With the many adventures I write about, I sometimes imagine you reading this column in the narrator’s tone of these old shows.
But, rather than sounding heroic, my script would sound something like this:
Narrator: “When we last left our hapless hero, he’d dropped his hat in the toilet . . .” or “He actually volunteered to go to Iraq . . ” or “He got in trouble with his wife again.”
Judging from e-mail response to last month’s column, this week’s narration could begin:
Narrator: “When we last left our dunderheaded hero, he was being rude to the underpaid restaurant staff who discarded the 12-page speech he left on the restaurant table.”
If you wrote one of those e-mails, you might see what happened next as some kind of cosmic payback for the bad karma I spread at the restaurant.
Let’s continue with the story:
Narrator: “After returning to the hotel from the restaurant, satisfied that he’d sufficiently bullied the restaurant manager into reprinting his speech, our hero was so frazzled that he left his GPS on the seat and forgot to lock his rental car.
“Sometime while our hero was fast asleep, a thief stole his GPS from his rental car, leaving our hero directionless for his drive to Mansfield, Ohio, the following morning. Unwilling to become directionless while driving a car with Michigan plates on the day of Ohio State’s big game with arch-rival Michigan, our hero was forced to give up his hard-earned book profits to buy a new GPS.”

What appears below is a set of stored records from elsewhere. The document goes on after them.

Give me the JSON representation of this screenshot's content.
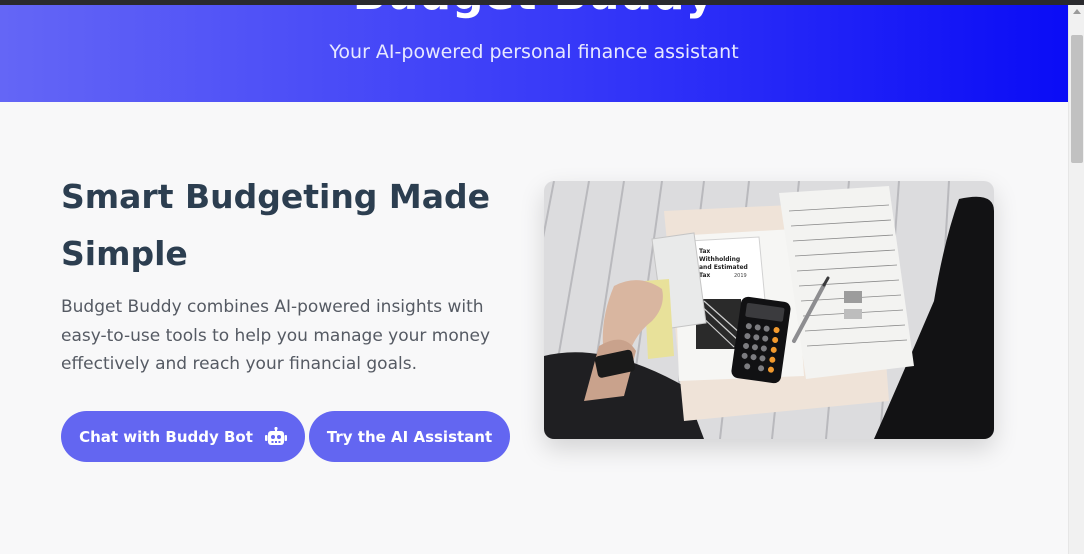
{
  "header": {
    "title": "Budget Buddy",
    "subtitle": "Your AI-powered personal finance assistant"
  },
  "hero": {
    "headline_line1": "Smart Budgeting Made",
    "headline_line2": "Simple",
    "description": "Budget Buddy combines AI-powered insights with easy-to-use tools to help you manage your money effectively and reach your financial goals.",
    "chat_button_label": "Chat with Buddy Bot",
    "chat_button_icon": "robot-icon",
    "assistant_button_label": "Try the AI Assistant"
  },
  "photo": {
    "form_heading_line1": "Tax",
    "form_heading_line2": "Withholding",
    "form_heading_line3": "and Estimated",
    "form_heading_line4": "Tax",
    "form_year": "2019"
  },
  "colors": {
    "accent": "#6366f1",
    "header_gradient_start": "#6466f6",
    "header_gradient_end": "#0a0cf6",
    "headline": "#2c3e50",
    "body_text": "#555a63"
  }
}
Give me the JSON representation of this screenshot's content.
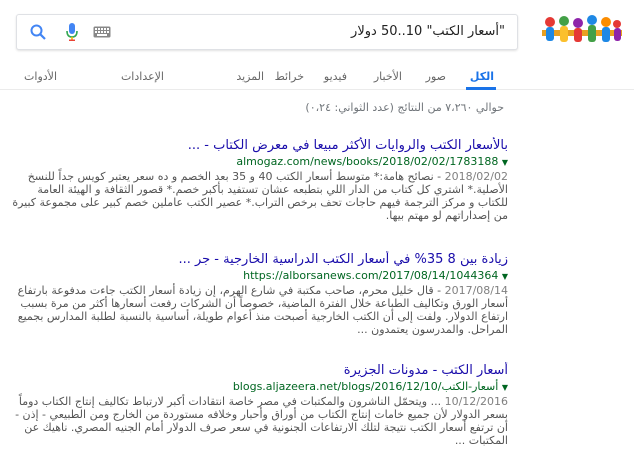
{
  "search": {
    "query": "\"أسعار الكتب\" 10..50 دولار"
  },
  "tabs": [
    {
      "label": "الكل",
      "active": true
    },
    {
      "label": "صور"
    },
    {
      "label": "الأخبار"
    },
    {
      "label": "فيديو"
    },
    {
      "label": "خرائط"
    },
    {
      "label": "المزيد"
    },
    {
      "label": "الإعدادات"
    },
    {
      "label": "الأدوات"
    }
  ],
  "stats": "حوالي ٧،٢٦٠ من النتائج (عدد الثواني: ٠،٢٤)",
  "results": [
    {
      "title": "بالأسعار الكتب والروايات الأكثر مبيعا في معرض الكتاب - ...",
      "url": "almogaz.com/news/books/2018/02/02/1783188",
      "date": "2018/02/02",
      "snippet": " - نصائح هامة:* متوسط أسعار الكتب 40 و 35 بعد الخصم و ده سعر يعتبر كويس جداً للنسخ الأصلية.* اشتري كل كتاب من الدار اللي بتطبعه عشان تستفيد بأكبر خصم.* قصور الثقافة و الهيئة العامة للكتاب و مركز الترجمة فيهم حاجات تحف برخص التراب.* عصير الكتب عاملين خصم كبير على مجموعة كبيرة من إصداراتهم لو مهتم بيها."
    },
    {
      "title": "زيادة بين 8 35% في أسعار الكتب الدراسية الخارجية - جر ...",
      "url": "https://alborsanews.com/2017/08/14/1044364",
      "date": "2017/08/14",
      "snippet": " - قال خليل محرم، صاحب مكتبة في شارع الهرم، إن زيادة أسعار الكتب جاءت مدفوعة بارتفاع أسعار الورق وتكاليف الطباعة خلال الفترة الماضية، خصوصاً أن الشركات رفعت أسعارها أكثر من مرة بسبب ارتفاع الدولار. ولفت إلى أن الكتب الخارجية أصبحت منذ أعوام طويلة، أساسية بالنسبة لطلبة المدارس بجميع المراحل. والمدرسون يعتمدون ..."
    },
    {
      "title": "أسعار الكتب - مدونات الجزيرة",
      "url": "blogs.aljazeera.net/blogs/2016/12/10/أسعار-الكتب",
      "date": "10/12/2016",
      "snippet": " ... ويتحمّل الناشرون والمكتبات في مصر خاصة انتقادات أكبر لارتباط تكاليف إنتاج الكتاب دوماً بسعر الدولار لأن جميع خامات إنتاج الكتاب من أوراق وأحبار وخلافه مستوردة من الخارج ومن الطبيعي - إذن - أن ترتفع أسعار الكتب نتيجة لتلك الارتفاعات الجنونية في سعر صرف الدولار أمام الجنيه المصري. ناهيك عن المكتبات ..."
    }
  ]
}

Not so much. The new GPS speaks an impressive list of languages. If you choose English, you have a choice of accents: British, Australian or Midwest American.
Unfortunately, the unit didn’t have the voice I really needed, the voice of God.
After all, Christian tradition teaches that God gave directions to Moses from the Burning Bush, to Balaam from a donkey and to Paul from a blinding light.
In the 21st century, I think God ought to speak to us through a GPS. GPS could stand for, “God Pushing the Saints.” If there were such a GPS, we could program our life journey to steer away from the dangers of anger and jealousy and set a course straight for integrity and grace.
Judging from reader e-mail last month, I definitely could have used a God GPS during my trouble at the Ohio restaurant.
But, short of such a miraculous GPS, here’s the deal I make with my readers: I will continue to write about “Spirituality in Everyday Life,” emphasis on everyday, not just the good days.
That means I’ll continue to write about my failures in the situations mentioned in previous columns, professional and personal.
I make this commitment because I’m not writing about life in a monastery or in the sanctuary. I write about the world we share, a world of temptations, frustrations and transgressions. While I know it helps to read columns that give decisive answers, I also believe it helps to read that someone else struggles and stumbles with some of the same issues we all deal with.
Maybe that’s why the Apostle Paul would encourage his readers to work out your faith with fear and trembling. Or, as the message translation puts it, “Be energetic in your life of salvation, reverent and sensitive before God.”
So, no matter how many times you read this column, rest assured you often will read, “The last time we saw our hero, he had gotten himself in another fine mess, but fortunately, God is still granting him the grace to make his way through the messes.”
Burkes is a former civilian hospital chaplain and an Air National Guard chaplain. Writenorris@thechaplain.net or visit thechaplain.net. You can also follow him on Twitter, username is “chaplain,” or on Facebook at facebook.com/norrisburkes.